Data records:
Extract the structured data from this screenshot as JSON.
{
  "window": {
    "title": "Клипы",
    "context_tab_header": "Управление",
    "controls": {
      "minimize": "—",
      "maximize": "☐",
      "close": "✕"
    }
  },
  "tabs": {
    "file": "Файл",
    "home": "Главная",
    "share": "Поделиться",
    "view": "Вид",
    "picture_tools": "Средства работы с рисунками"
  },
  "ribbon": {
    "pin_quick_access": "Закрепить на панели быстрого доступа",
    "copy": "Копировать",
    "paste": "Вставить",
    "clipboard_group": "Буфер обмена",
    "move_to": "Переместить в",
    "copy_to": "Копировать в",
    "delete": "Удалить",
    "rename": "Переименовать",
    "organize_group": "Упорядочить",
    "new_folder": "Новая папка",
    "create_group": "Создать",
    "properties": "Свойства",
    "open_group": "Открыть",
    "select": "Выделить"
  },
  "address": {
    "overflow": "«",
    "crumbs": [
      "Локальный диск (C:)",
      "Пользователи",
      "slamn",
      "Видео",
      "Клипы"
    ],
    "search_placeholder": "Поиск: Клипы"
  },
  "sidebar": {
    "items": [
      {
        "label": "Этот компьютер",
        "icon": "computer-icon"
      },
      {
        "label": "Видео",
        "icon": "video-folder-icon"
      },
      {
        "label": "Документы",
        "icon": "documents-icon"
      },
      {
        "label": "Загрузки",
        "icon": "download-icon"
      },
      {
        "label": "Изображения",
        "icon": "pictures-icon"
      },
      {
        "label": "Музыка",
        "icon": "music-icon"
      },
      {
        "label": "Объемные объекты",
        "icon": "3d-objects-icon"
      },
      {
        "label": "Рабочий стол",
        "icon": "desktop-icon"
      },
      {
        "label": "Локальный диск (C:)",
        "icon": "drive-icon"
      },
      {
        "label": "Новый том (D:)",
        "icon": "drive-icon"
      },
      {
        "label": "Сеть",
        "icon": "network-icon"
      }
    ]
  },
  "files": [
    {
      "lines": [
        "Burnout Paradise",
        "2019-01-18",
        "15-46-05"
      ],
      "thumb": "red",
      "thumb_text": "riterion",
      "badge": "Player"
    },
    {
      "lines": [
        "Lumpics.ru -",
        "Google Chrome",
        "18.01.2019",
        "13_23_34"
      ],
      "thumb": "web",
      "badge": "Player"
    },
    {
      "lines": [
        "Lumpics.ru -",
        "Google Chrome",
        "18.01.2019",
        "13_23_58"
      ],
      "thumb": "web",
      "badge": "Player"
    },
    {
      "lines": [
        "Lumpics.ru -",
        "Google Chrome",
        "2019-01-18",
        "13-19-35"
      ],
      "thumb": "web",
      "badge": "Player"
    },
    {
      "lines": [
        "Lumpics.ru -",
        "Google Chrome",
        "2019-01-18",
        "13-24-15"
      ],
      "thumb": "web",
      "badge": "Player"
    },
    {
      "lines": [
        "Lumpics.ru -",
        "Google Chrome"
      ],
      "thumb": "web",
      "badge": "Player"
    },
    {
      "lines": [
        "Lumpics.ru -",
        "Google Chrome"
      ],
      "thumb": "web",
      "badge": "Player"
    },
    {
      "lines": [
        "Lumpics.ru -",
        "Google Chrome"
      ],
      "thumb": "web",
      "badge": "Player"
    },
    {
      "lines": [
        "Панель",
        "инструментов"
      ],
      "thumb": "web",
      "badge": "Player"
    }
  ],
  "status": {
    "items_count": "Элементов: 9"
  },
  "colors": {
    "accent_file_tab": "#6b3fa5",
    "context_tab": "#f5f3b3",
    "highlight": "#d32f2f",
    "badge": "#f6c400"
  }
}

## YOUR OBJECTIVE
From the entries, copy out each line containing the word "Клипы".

## RESULT BELOW
    "title": "Клипы",
      "Клипы"
    "search_placeholder": "Поиск: Клипы"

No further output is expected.